§ **WORK TO COMPLETE**: How many lines in the records below hold the string "Maybe"? Answer with the number alone.

Component data from apps and pages
------------------------------------------------------------------------

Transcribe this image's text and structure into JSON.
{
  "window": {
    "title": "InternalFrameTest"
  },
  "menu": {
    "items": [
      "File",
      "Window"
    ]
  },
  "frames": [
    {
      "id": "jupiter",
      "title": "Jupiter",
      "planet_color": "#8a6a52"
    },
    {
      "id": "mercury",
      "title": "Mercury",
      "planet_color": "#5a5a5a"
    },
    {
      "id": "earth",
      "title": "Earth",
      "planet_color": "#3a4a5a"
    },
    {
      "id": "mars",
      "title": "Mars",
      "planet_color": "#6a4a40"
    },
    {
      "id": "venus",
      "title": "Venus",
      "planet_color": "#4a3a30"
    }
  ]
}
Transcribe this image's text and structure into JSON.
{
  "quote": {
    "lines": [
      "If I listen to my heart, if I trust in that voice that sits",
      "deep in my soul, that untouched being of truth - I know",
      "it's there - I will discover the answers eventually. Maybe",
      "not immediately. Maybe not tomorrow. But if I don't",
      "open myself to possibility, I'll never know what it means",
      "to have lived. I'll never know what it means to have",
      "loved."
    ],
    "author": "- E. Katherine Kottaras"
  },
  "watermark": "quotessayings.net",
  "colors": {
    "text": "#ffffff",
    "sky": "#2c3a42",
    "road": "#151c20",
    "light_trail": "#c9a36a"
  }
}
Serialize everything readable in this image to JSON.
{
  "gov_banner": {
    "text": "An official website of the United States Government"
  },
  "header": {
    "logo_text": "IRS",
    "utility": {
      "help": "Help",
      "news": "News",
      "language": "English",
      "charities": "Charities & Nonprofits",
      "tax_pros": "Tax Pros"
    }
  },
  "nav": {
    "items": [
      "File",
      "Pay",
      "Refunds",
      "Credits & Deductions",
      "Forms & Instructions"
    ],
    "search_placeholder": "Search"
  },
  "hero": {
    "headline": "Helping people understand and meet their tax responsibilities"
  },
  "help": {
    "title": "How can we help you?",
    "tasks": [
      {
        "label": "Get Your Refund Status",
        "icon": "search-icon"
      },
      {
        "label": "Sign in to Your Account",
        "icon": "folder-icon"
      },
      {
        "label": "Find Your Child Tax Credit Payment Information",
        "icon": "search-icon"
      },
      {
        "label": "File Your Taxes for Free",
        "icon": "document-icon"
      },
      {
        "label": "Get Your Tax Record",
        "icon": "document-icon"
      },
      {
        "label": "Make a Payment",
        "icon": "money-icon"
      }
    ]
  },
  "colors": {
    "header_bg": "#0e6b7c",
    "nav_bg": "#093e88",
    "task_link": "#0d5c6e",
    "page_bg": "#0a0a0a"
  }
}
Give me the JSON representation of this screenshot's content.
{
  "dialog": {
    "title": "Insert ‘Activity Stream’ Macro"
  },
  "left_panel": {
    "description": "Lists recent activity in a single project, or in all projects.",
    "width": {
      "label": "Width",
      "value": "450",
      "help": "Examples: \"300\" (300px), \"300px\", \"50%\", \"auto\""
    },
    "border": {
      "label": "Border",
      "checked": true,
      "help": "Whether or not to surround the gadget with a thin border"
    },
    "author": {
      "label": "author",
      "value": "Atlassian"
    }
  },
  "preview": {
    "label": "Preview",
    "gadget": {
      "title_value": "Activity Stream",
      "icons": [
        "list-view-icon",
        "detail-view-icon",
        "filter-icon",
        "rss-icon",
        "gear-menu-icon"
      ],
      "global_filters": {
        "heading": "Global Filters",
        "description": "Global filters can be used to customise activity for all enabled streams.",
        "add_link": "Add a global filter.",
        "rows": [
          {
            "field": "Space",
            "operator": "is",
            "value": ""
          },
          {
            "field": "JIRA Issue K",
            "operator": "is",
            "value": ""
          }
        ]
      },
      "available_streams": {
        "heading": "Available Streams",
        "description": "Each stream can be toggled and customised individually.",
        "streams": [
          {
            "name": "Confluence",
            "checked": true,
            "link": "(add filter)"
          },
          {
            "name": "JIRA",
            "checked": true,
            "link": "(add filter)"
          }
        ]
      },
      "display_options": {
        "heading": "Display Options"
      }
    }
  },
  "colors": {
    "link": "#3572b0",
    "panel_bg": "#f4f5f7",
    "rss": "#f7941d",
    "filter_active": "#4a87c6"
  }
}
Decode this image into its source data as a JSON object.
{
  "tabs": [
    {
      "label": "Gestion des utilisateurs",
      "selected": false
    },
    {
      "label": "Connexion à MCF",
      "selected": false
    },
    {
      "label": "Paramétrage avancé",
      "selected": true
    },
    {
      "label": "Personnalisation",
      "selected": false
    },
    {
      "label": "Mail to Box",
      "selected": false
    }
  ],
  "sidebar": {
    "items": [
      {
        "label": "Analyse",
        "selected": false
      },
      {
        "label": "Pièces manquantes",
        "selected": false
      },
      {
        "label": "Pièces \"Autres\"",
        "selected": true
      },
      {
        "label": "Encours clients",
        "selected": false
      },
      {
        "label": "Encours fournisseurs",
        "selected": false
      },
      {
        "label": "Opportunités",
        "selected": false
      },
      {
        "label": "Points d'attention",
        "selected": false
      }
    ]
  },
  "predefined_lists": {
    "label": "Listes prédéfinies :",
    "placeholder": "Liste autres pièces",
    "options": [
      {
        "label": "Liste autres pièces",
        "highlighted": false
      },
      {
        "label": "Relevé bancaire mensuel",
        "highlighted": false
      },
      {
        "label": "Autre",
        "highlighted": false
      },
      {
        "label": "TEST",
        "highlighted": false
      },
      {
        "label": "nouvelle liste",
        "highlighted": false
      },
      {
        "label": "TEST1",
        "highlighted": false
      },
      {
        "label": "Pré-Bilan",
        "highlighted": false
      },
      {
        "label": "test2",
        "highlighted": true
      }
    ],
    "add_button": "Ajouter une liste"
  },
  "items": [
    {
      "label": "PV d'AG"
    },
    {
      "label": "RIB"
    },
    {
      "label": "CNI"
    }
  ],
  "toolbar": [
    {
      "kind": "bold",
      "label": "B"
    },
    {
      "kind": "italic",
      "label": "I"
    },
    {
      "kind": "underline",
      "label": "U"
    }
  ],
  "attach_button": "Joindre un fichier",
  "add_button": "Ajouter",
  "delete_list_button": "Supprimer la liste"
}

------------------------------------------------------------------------

§ **WRITTEN REPLY**: 2